### Assignment:
Find every line in the data that contains the word "arrow". Return each of those lines.

(Stored items)
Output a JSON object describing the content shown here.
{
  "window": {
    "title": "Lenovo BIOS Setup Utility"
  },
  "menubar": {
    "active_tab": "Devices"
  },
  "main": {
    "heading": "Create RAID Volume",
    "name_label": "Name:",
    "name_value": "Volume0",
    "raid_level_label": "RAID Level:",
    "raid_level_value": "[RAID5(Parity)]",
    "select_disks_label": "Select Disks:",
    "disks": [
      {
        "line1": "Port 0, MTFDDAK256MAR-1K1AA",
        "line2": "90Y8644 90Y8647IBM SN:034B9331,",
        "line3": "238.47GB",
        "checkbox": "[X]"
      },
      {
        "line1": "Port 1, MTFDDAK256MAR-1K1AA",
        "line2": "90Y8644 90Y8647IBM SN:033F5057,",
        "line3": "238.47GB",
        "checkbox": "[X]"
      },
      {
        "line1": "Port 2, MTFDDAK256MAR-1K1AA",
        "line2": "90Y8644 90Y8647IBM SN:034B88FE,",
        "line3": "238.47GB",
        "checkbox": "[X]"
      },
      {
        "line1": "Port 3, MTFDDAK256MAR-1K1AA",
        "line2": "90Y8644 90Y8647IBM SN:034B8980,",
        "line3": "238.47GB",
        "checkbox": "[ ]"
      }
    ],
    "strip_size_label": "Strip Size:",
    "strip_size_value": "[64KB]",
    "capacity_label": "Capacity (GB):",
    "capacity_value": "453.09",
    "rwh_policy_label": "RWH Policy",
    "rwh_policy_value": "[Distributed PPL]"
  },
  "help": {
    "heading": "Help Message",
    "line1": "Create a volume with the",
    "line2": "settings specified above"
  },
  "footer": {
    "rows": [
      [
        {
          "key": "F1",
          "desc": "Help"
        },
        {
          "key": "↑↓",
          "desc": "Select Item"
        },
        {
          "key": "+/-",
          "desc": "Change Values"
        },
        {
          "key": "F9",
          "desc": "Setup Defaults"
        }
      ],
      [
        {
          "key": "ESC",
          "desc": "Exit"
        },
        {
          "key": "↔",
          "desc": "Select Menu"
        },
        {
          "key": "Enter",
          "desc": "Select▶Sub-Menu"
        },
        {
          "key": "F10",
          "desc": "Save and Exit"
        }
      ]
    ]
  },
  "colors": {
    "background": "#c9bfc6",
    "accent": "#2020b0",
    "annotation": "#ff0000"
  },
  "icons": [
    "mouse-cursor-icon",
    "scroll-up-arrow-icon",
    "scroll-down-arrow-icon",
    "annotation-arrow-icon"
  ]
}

### Result of the exercise:
    "scroll-up-arrow-icon",
    "scroll-down-arrow-icon",
    "annotation-arrow-icon"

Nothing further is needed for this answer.